··· Material supplied

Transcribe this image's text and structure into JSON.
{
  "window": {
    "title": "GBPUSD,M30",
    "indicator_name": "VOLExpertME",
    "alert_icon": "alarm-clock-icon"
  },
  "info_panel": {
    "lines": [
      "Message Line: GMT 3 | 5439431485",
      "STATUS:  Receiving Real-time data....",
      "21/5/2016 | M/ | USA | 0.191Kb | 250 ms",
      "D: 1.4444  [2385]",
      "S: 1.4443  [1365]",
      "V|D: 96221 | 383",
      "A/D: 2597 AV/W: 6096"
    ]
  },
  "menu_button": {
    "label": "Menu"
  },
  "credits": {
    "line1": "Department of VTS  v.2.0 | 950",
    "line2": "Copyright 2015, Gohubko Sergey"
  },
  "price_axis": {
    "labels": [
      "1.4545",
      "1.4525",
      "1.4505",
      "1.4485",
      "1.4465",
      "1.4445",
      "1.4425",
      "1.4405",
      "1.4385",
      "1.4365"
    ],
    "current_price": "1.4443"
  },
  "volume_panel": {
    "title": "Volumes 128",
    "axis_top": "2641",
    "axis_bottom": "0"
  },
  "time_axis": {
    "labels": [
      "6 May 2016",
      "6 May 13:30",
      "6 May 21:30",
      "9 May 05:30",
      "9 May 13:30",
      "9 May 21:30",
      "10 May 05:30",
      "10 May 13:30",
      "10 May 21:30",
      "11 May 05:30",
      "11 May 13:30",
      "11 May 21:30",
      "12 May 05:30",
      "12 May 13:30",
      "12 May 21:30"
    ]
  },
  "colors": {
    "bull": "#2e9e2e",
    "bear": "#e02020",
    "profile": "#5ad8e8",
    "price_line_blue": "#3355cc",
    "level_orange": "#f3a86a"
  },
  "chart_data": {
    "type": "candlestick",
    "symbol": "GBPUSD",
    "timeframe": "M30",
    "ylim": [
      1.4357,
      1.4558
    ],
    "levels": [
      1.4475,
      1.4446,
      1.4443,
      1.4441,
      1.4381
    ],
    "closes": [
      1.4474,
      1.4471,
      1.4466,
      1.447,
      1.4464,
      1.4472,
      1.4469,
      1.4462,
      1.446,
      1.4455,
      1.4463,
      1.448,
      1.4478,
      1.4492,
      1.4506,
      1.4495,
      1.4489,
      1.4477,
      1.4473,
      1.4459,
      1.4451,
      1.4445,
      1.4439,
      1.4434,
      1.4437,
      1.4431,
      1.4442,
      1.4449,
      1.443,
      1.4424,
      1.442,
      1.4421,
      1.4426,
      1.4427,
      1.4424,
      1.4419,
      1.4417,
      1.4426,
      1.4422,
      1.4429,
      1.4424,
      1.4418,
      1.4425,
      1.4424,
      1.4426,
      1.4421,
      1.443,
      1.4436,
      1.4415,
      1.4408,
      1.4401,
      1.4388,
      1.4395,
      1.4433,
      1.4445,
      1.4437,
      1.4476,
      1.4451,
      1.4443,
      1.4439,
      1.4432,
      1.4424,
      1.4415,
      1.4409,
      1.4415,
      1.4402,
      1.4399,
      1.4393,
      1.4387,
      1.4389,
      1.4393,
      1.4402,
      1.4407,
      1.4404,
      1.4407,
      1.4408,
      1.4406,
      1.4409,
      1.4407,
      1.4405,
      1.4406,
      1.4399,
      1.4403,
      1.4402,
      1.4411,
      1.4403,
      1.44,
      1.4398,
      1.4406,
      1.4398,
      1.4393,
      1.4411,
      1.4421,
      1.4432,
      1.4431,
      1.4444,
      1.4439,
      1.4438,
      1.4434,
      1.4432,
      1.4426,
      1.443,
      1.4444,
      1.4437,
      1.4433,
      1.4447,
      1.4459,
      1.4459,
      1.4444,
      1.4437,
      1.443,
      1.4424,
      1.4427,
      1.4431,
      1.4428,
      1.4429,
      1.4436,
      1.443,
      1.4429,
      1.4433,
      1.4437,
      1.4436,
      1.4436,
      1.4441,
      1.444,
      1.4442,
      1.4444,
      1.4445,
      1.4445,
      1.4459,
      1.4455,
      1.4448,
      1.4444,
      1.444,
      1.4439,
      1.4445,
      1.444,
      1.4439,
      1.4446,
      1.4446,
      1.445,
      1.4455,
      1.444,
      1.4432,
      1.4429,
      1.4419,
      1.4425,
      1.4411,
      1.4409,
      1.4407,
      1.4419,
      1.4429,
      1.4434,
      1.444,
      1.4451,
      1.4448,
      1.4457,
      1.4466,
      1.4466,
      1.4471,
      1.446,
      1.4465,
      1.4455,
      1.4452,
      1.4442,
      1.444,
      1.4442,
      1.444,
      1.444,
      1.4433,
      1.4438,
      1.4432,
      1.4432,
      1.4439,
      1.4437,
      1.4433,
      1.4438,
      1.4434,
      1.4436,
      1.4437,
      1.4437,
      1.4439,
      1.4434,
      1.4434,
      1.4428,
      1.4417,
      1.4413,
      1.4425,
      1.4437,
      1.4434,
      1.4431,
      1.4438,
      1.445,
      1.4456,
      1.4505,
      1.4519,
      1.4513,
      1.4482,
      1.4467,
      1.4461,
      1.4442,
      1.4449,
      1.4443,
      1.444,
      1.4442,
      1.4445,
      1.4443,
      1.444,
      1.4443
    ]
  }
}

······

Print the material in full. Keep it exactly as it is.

Transcribe this image's text and structure into JSON.
{
  "window": {
    "title": "GBPUSD,M30",
    "indicator_name": "VOLExpertME",
    "alert_icon": "alarm-clock-icon"
  },
  "info_panel": {
    "lines": [
      "Message Line: GMT 3 | 5439431485",
      "STATUS:  Receiving Real-time data....",
      "21/5/2016 | M/ | USA | 0.191Kb | 250 ms",
      "D: 1.4444  [2385]",
      "S: 1.4443  [1365]",
      "V|D: 96221 | 383",
      "A/D: 2597 AV/W: 6096"
    ]
  },
  "menu_button": {
    "label": "Menu"
  },
  "credits": {
    "line1": "Department of VTS  v.2.0 | 950",
    "line2": "Copyright 2015, Gohubko Sergey"
  },
  "price_axis": {
    "labels": [
      "1.4545",
      "1.4525",
      "1.4505",
      "1.4485",
      "1.4465",
      "1.4445",
      "1.4425",
      "1.4405",
      "1.4385",
      "1.4365"
    ],
    "current_price": "1.4443"
  },
  "volume_panel": {
    "title": "Volumes 128",
    "axis_top": "2641",
    "axis_bottom": "0"
  },
  "time_axis": {
    "labels": [
      "6 May 2016",
      "6 May 13:30",
      "6 May 21:30",
      "9 May 05:30",
      "9 May 13:30",
      "9 May 21:30",
      "10 May 05:30",
      "10 May 13:30",
      "10 May 21:30",
      "11 May 05:30",
      "11 May 13:30",
      "11 May 21:30",
      "12 May 05:30",
      "12 May 13:30",
      "12 May 21:30"
    ]
  },
  "colors": {
    "bull": "#2e9e2e",
    "bear": "#e02020",
    "profile": "#5ad8e8",
    "price_line_blue": "#3355cc",
    "level_orange": "#f3a86a"
  },
  "chart_data": {
    "type": "candlestick",
    "symbol": "GBPUSD",
    "timeframe": "M30",
    "ylim": [
      1.4357,
      1.4558
    ],
    "levels": [
      1.4475,
      1.4446,
      1.4443,
      1.4441,
      1.4381
    ],
    "closes": [
      1.4474,
      1.4471,
      1.4466,
      1.447,
      1.4464,
      1.4472,
      1.4469,
      1.4462,
      1.446,
      1.4455,
      1.4463,
      1.448,
      1.4478,
      1.4492,
      1.4506,
      1.4495,
      1.4489,
      1.4477,
      1.4473,
      1.4459,
      1.4451,
      1.4445,
      1.4439,
      1.4434,
      1.4437,
      1.4431,
      1.4442,
      1.4449,
      1.443,
      1.4424,
      1.442,
      1.4421,
      1.4426,
      1.4427,
      1.4424,
      1.4419,
      1.4417,
      1.4426,
      1.4422,
      1.4429,
      1.4424,
      1.4418,
      1.4425,
      1.4424,
      1.4426,
      1.4421,
      1.443,
      1.4436,
      1.4415,
      1.4408,
      1.4401,
      1.4388,
      1.4395,
      1.4433,
      1.4445,
      1.4437,
      1.4476,
      1.4451,
      1.4443,
      1.4439,
      1.4432,
      1.4424,
      1.4415,
      1.4409,
      1.4415,
      1.4402,
      1.4399,
      1.4393,
      1.4387,
      1.4389,
      1.4393,
      1.4402,
      1.4407,
      1.4404,
      1.4407,
      1.4408,
      1.4406,
      1.4409,
      1.4407,
      1.4405,
      1.4406,
      1.4399,
      1.4403,
      1.4402,
      1.4411,
      1.4403,
      1.44,
      1.4398,
      1.4406,
      1.4398,
      1.4393,
      1.4411,
      1.4421,
      1.4432,
      1.4431,
      1.4444,
      1.4439,
      1.4438,
      1.4434,
      1.4432,
      1.4426,
      1.443,
      1.4444,
      1.4437,
      1.4433,
      1.4447,
      1.4459,
      1.4459,
      1.4444,
      1.4437,
      1.443,
      1.4424,
      1.4427,
      1.4431,
      1.4428,
      1.4429,
      1.4436,
      1.443,
      1.4429,
      1.4433,
      1.4437,
      1.4436,
      1.4436,
      1.4441,
      1.444,
      1.4442,
      1.4444,
      1.4445,
      1.4445,
      1.4459,
      1.4455,
      1.4448,
      1.4444,
      1.444,
      1.4439,
      1.4445,
      1.444,
      1.4439,
      1.4446,
      1.4446,
      1.445,
      1.4455,
      1.444,
      1.4432,
      1.4429,
      1.4419,
      1.4425,
      1.4411,
      1.4409,
      1.4407,
      1.4419,
      1.4429,
      1.4434,
      1.444,
      1.4451,
      1.4448,
      1.4457,
      1.4466,
      1.4466,
      1.4471,
      1.446,
      1.4465,
      1.4455,
      1.4452,
      1.4442,
      1.444,
      1.4442,
      1.444,
      1.444,
      1.4433,
      1.4438,
      1.4432,
      1.4432,
      1.4439,
      1.4437,
      1.4433,
      1.4438,
      1.4434,
      1.4436,
      1.4437,
      1.4437,
      1.4439,
      1.4434,
      1.4434,
      1.4428,
      1.4417,
      1.4413,
      1.4425,
      1.4437,
      1.4434,
      1.4431,
      1.4438,
      1.445,
      1.4456,
      1.4505,
      1.4519,
      1.4513,
      1.4482,
      1.4467,
      1.4461,
      1.4442,
      1.4449,
      1.4443,
      1.444,
      1.4442,
      1.4445,
      1.4443,
      1.444,
      1.4443
    ]
  }
}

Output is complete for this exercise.